Ah, but John, there's sciene aplenty at work; it's just dismal science, that's all...

-not zee

MackJohnny said...

Dismal science = idiocy. Dismal science is overmixing pancake batter, or looking down the barrel of a gun while pulling the trigger. It's me trying to push this book off my desk with a string.

Anonymous said...

(Unfortunately) science is just as subject as any of our inventions. If for various reasons Mr. Nabuurs would like to deny that there are countries (including one, which in the midst of a famine, refused US GE food aid) which will not accept our GE crops, he is going to do so. I have never heard of anyone refusing food because it is non-GE, therefore, it seems that going GE free is a no lose situation. Then, i suppose being unique is in itself a risk.
As for the loss of diversity and safety in crops, this has been happening in traditional (non-organic) agriculture anyway, in GE crops it is just more devastating and inevitable. Ironically, GE technology is an effort to combat this very trend in industrial agriculture. Of course we need to start thinking backwards, where did we go wrong? not, how can we fix this with the same thinking that started it?

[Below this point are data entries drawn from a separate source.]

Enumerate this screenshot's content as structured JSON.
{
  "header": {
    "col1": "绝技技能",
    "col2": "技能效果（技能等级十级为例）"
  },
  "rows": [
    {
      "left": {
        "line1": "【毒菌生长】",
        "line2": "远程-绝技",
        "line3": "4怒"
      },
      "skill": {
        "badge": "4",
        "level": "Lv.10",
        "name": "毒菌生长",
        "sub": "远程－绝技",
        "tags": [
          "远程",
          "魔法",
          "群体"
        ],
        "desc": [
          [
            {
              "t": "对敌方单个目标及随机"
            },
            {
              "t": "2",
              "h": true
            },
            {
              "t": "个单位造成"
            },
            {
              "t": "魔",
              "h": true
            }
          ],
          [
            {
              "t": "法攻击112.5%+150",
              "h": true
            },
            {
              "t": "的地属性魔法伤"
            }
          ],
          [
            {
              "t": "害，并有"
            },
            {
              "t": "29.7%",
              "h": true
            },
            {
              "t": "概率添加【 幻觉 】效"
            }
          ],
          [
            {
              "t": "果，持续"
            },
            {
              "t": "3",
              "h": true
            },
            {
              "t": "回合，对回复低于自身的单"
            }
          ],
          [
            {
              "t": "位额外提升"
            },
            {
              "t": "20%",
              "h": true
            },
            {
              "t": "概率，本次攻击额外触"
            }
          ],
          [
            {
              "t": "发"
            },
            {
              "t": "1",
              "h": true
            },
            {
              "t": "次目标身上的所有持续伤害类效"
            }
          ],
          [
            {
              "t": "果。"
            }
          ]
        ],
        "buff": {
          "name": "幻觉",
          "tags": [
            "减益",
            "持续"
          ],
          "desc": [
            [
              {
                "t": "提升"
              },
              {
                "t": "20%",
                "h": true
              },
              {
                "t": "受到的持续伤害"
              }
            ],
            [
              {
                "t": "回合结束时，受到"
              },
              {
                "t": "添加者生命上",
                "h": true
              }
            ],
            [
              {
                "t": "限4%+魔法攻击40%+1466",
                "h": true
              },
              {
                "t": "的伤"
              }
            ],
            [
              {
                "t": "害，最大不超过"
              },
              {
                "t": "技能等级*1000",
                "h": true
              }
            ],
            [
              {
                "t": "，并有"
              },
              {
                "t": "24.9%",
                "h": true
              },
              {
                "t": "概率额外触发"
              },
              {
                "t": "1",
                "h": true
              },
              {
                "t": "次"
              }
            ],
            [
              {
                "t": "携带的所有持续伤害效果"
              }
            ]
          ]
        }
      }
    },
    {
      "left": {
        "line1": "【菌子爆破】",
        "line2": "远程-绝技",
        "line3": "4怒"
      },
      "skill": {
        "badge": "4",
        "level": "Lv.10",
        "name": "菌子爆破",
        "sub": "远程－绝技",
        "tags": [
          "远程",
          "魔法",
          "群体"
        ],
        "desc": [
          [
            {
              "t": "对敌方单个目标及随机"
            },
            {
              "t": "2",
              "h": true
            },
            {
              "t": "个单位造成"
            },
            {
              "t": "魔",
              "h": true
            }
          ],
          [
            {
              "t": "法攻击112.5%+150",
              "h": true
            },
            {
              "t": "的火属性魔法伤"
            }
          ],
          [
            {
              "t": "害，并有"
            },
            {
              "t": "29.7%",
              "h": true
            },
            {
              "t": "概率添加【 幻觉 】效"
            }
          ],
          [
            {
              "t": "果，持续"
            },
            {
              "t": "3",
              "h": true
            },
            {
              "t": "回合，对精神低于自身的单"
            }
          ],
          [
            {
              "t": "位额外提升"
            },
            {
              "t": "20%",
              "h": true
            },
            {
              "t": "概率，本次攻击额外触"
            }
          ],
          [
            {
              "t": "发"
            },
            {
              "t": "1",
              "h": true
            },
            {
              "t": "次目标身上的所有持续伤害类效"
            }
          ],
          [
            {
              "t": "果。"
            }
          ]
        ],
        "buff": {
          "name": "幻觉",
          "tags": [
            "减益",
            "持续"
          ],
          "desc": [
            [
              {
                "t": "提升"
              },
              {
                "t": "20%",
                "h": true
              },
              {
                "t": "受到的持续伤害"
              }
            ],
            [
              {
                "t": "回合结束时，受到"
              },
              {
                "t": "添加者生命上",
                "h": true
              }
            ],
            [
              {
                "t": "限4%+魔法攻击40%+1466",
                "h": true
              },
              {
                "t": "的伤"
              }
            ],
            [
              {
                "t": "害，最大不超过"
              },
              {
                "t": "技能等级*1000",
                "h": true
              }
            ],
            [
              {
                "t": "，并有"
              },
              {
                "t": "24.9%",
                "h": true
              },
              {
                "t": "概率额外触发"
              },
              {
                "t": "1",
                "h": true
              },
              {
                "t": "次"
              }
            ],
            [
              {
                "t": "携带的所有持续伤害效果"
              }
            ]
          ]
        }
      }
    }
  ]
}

MackJohnny said...

Yeah, you're right in noting that the loss of diversity has been happening already -- I suppose it could be looked at as a function of the virtual shrinking of the world over the last hundred years or so, exacerbated by economic interests displaying various degrees of mcdonald's syndrome as a push towards standardization of product to maximize profit.

I think where we went wrong, in the misguided use of science (not in science itself), is in thinking of that standardization as being a necessary, even unavoidable, outcome of "better and better" communication and transportation technologies.

MackJohnny said...

p.s. Please tell me 'ha' stands for Hank Aaron.

Anonymous said...

sorry to disappoint, johnny, it stands for haida a.

MackJohnny said...